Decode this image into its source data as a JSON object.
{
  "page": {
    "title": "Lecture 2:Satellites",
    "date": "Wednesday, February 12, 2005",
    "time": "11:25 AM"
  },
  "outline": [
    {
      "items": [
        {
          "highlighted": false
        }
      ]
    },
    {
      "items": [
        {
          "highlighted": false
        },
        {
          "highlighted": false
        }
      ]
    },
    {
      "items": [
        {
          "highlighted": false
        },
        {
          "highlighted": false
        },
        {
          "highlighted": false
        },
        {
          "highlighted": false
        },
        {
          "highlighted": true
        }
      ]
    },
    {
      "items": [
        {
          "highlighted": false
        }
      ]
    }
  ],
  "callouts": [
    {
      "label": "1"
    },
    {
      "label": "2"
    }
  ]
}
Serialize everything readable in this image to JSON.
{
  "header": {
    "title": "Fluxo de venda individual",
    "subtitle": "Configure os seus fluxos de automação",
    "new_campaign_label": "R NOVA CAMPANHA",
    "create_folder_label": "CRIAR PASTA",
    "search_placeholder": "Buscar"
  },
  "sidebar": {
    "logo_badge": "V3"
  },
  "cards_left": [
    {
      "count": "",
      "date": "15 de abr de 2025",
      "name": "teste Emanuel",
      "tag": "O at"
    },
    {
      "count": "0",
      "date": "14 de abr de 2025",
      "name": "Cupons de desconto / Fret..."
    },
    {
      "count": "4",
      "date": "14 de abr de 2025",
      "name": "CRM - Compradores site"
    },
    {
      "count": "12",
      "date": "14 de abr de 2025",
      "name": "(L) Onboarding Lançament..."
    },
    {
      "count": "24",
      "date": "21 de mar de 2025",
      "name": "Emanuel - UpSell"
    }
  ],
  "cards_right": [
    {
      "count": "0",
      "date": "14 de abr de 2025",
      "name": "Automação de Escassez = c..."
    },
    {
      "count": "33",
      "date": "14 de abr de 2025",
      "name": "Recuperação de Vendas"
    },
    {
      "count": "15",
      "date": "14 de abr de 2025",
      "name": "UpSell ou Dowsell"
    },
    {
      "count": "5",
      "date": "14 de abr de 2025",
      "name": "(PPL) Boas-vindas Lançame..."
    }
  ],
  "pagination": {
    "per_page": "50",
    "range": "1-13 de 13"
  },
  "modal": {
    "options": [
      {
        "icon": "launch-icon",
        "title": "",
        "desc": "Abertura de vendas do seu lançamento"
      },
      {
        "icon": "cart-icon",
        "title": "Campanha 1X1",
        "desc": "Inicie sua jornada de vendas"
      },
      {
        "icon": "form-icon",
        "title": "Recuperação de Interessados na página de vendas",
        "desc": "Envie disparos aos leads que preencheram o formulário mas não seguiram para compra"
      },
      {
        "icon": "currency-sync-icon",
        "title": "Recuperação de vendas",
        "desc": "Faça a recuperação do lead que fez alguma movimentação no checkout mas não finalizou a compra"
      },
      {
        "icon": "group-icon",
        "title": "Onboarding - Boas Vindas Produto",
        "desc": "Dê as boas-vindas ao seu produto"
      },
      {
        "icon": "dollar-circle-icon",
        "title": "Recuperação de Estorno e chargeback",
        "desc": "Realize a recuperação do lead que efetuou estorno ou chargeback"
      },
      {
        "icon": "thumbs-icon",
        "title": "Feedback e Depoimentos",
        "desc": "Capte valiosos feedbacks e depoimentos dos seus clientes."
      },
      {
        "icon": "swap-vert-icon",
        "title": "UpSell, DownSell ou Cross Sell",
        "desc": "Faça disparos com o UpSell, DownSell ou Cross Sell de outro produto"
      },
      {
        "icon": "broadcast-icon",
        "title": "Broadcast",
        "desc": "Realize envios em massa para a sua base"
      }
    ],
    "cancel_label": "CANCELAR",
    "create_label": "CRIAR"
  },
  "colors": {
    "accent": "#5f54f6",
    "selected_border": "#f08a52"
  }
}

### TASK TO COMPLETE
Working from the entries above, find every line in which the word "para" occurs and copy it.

### ANSWER TO THIS PROBLEM
        "desc": "Envie disparos aos leads que preencheram o formulário mas não seguiram para compra"
        "desc": "Realize envios em massa para a sua base"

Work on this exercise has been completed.